Tunisian government pushes supports to rally
In response to hundreds of thousands of anti-government protesters angered by the assassination of a prominent opposition leader, the ruling party in Tunisia called on supports to stage their own pro-government demonstration.
Supporters of Tunisia's ruling moderate Islamist party were urged to mass for a pro-government rally a day after the funeral for an assassinated leftist politician drew hundreds of thousands of mourners chanting anti-government slogans into the capital's heavily policed streets.
The ruling Ennahda party called supporters to gather in central Tunis Saturday afternoon to show support for the constitutional assembly whose work on a new constitution suffered a severe setback when leftist parties withdrew their participation following the killing Feb. 6 of Chokri Belaid.
Ennahda said the demonstration would also protest "French interference" after comments earlier in the week by French Foreign Minister Manuel Valls, who denounced the killing as an attack on "the values of Tunisia's Jasmine revolution."
Tunis' main thoroughfare Avenue Bourguiba was bustling on Saturday morning, with full cafes and shops reopened after a general strike a day earlier.
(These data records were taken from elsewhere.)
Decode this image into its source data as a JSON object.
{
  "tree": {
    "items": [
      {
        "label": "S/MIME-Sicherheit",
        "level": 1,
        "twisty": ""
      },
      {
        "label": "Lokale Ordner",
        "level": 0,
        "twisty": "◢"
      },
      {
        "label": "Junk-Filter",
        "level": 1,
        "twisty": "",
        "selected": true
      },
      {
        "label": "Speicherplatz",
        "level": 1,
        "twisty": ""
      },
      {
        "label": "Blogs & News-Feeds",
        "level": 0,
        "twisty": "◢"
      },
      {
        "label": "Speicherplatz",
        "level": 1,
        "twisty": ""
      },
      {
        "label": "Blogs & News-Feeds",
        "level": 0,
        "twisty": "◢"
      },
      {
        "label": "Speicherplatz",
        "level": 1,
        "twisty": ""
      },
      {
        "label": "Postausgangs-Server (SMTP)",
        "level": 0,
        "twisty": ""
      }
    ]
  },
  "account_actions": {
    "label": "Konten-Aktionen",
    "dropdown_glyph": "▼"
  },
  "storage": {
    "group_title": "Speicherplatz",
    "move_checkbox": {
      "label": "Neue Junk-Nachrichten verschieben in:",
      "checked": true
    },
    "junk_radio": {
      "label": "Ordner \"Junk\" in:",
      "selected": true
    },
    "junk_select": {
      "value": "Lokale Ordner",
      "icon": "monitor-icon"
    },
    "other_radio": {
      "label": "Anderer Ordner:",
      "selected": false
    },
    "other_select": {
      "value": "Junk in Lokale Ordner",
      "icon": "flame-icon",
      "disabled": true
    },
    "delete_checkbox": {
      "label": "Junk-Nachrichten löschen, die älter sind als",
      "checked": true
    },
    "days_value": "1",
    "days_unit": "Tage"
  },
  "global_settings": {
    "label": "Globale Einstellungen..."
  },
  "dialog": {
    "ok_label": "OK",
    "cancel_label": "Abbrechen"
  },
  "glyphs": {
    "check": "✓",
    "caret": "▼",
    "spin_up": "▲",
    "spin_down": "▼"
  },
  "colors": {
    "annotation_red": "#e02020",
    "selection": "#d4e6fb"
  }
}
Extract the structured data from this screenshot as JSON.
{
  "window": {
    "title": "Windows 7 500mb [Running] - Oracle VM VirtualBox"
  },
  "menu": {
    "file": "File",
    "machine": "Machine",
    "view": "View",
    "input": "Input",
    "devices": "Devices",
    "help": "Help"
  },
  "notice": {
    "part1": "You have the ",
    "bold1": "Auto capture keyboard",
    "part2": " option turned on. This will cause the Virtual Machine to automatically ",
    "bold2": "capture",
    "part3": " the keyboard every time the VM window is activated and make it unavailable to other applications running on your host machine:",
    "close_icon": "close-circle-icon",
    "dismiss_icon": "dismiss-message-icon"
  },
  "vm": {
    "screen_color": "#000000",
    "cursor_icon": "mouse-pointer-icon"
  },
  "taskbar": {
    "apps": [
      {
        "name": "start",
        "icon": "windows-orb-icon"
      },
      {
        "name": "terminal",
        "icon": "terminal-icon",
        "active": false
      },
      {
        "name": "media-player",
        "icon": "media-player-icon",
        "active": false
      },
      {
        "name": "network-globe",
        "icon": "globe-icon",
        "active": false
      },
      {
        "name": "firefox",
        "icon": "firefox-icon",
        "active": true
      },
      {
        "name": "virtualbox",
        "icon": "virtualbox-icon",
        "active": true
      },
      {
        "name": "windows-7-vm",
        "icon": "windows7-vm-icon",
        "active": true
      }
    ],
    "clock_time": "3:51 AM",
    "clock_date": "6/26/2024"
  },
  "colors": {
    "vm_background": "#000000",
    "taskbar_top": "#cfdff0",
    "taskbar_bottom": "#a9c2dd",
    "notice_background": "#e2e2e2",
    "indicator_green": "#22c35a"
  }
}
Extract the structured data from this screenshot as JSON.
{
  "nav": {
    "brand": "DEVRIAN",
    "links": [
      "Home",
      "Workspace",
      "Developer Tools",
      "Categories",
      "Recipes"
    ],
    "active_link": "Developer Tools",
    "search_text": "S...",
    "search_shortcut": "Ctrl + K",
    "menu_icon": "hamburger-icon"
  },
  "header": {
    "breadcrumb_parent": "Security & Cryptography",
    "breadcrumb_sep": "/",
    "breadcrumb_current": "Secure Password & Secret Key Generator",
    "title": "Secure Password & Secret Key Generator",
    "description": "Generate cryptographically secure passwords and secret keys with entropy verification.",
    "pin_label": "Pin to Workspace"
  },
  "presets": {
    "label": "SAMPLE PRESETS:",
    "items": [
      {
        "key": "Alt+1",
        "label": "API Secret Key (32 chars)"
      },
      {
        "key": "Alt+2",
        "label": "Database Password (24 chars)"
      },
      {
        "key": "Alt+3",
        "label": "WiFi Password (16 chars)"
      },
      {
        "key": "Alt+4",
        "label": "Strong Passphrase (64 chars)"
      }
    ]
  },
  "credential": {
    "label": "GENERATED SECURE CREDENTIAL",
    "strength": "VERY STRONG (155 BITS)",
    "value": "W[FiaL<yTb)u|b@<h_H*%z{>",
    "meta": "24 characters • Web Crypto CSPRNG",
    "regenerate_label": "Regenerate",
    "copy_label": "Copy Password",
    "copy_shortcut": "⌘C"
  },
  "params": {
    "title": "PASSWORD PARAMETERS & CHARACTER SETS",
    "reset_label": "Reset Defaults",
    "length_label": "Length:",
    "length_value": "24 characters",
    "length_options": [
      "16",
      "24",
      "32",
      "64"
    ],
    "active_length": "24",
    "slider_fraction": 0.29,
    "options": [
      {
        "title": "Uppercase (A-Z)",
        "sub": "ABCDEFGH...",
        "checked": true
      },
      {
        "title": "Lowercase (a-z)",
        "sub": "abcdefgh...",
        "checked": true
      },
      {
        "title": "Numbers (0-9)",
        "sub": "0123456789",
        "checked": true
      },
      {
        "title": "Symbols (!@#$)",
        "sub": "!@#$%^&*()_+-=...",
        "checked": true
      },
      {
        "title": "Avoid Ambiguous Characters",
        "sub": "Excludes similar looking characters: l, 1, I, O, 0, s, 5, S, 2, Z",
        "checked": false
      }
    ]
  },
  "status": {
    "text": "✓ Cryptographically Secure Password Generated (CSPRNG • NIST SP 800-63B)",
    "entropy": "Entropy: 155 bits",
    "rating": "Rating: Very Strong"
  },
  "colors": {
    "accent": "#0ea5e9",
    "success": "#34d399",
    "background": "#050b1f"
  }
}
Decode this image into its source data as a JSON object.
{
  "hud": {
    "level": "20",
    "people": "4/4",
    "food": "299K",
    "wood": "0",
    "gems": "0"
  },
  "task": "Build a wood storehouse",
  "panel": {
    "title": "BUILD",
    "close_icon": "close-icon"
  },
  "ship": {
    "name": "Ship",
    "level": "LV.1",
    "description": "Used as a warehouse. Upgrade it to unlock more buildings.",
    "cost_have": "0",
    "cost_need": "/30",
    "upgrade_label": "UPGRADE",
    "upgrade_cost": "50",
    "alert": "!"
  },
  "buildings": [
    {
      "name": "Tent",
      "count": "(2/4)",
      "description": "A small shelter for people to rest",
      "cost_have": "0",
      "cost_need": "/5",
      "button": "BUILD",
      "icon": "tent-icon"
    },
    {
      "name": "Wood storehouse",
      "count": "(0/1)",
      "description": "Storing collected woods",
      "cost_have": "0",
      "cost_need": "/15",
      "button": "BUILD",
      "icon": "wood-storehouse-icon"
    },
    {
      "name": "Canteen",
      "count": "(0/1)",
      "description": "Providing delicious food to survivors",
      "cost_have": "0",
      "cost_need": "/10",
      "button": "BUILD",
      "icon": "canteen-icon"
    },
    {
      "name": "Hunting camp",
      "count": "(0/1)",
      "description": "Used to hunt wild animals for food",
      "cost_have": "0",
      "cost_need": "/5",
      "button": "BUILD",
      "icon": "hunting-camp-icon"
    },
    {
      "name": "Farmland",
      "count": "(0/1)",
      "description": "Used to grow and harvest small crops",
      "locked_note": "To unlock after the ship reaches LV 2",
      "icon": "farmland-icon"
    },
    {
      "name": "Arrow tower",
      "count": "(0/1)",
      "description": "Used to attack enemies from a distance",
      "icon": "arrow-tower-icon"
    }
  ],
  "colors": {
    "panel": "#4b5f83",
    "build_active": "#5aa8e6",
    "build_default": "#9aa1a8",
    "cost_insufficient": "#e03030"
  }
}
Police in riot armor and plainclothes officers patrolled but gone were the tear gas and running street battles of a day before.
Friday's events added to the growing turmoil in Tunisia, where the transition from dictatorship to democracy has been shaken by religious divides, political wrangling and economic struggles. It's been a perilous stretch for a country many hoped would be a model for other post-revolutionary Arab states.
Belaid, who in his car outside his home, was shot dead while by an unknown assailant. Hours after his killing Wednesday, Prime Minister Hamadi Jebali said he would form a new, technocratic government to guide the country to elections — but Ennahda, his own party, rejected that idea soon afterward.
Late Friday, Jebali renewed his proposal for a new government, which would be a key concession to the country's opposition. "I am convinced this is the best solution for the current situation in Tunisia," Jebali said, offering to resign if the elected assembly did not accept his proposed cabinet.
Although Jebali said he was confident he could get Ennahda's support, his party's earlier rejection of the proposal exposed its own divisions between moderates and hardliners, and it remained unclear how the prime minister planned to pull enough support to his side.
Tunisians overthrew their long-ruling dictator Zine El Abidine Ben Ali in January 2011, kicking off the Arab Spring revolutions. In the two years since, a moderate Islamist party, Ennahda, won elections and has governed in a coalition with two secular parties.
But the coalition's failure to stem the country's economic crisis and stop the often-violent rise of hardline Salafi Muslims have drawn fierce criticism, especially from staunch secularists such as Belaid. He had also accused Ennahda of backing some of the political violence through its own goon squads.